The pro AV market is expected to recover from the pandemic’s impact in 2023. In-person events are set to return at a frequency similar to the pre-pandemic esports calendar, driving demand for new audio technologies, pro PTZs, switchers, system cameras, mirrorless cameras and professional camcorders – as well as the technology to support signal distribution, lighting and displays.
Not all pro AV equipment from before the pandemic has survived, however. Reduced investment in pro LCD and projector displays, and the cost of LED displays dropping significantly throughout the pandemic, cannibalized demand for LCD displays. Pro audio spend will also take a hit, despite the budding return of in-person events. Production companies are aiming to use smaller spaces, requiring smaller – and therefore less expensive – PA systems.
The move towards smaller studio spaces for in-person events is being driven by the success of online-only events.
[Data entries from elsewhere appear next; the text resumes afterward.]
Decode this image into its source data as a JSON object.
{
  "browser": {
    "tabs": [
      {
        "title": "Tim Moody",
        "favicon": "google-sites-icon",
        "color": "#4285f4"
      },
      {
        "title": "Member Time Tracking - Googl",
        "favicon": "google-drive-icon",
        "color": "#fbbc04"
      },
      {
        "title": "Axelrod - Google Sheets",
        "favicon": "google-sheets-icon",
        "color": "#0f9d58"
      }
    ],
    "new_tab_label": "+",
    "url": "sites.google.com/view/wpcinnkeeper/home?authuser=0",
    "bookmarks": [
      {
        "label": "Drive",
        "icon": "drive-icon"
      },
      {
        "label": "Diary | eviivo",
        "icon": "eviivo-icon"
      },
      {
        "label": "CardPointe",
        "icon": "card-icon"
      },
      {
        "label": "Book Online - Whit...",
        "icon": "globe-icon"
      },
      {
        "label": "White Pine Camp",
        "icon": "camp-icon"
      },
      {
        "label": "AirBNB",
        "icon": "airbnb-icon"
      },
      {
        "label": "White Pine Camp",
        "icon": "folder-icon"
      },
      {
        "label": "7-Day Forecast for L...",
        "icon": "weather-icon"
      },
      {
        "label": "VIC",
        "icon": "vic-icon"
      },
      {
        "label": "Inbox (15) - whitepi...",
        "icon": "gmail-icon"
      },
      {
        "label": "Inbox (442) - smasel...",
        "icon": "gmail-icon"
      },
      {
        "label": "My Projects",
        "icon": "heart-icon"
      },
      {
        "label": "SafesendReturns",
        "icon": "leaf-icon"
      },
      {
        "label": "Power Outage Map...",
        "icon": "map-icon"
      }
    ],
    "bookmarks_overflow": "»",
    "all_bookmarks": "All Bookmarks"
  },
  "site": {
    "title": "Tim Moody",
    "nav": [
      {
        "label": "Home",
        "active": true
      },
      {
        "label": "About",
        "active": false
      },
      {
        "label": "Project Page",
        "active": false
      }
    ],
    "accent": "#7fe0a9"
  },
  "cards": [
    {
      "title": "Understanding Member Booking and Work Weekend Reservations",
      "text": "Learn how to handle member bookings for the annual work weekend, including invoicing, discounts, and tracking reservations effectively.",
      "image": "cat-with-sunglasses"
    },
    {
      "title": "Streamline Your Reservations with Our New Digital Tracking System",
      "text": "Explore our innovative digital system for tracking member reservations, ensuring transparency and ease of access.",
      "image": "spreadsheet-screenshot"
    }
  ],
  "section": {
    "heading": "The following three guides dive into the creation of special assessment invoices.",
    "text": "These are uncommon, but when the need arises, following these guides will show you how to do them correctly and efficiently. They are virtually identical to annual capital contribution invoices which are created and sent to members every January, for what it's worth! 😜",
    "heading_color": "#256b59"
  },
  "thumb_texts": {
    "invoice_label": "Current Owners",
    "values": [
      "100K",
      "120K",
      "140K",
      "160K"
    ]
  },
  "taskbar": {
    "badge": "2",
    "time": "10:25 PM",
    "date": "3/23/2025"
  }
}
With an online-only events sometimes costing a tenth of an in-person event – while offering more personalized advertising opportunities – production companies are keen to reduce the cost of in-person events to match. One method to achieve this is using smaller, multipurpose studio spaces, over large, dedicated esports venues. Not only does this reduce the cost of rent, but also reduces the budget necessary to kit out the venue with the right pro AV equipment – particularly if they can rent equipment from the venue. Moreover, it allows the event to be mobile, both nationally and internationally, so the production can reach a wider audience.
With production companies keen to drive down costs, opportunities for pro AV equipment in esports over the next five years will rely on technologies that can immerse an audience, both in person and online. This will further engage them with the event, justifying investment to production companies.
This is already being seen with LEDs and the use of virtual production. Although, as this technology is still in its infancy, there will be plenty of room to level up available technologies and drive investment from the esports industry in the next few years.
Audio manufacturers should take note: with immersive sound key to the gaming experience, mirroring this at in-person events will be a key driver for success in the future. Brands like Holoplot and L’accoustics are making significant advancements in this area, but there are still opportunities for others to enter this space. Moreover, with the growing popularity of pro PTZs, investment in system cameras will be driven by the desire to gain specialist shots, either with shallow depth of field, slow motion or high-resolution content for archival purposes.
All of this will increase the demands on media servers and signal distribution at esports events, further driving growth in this area.
For more information on our offerings across esports, please get in touch with Ben at email@example.com.
Latest Professional Broadcast Insights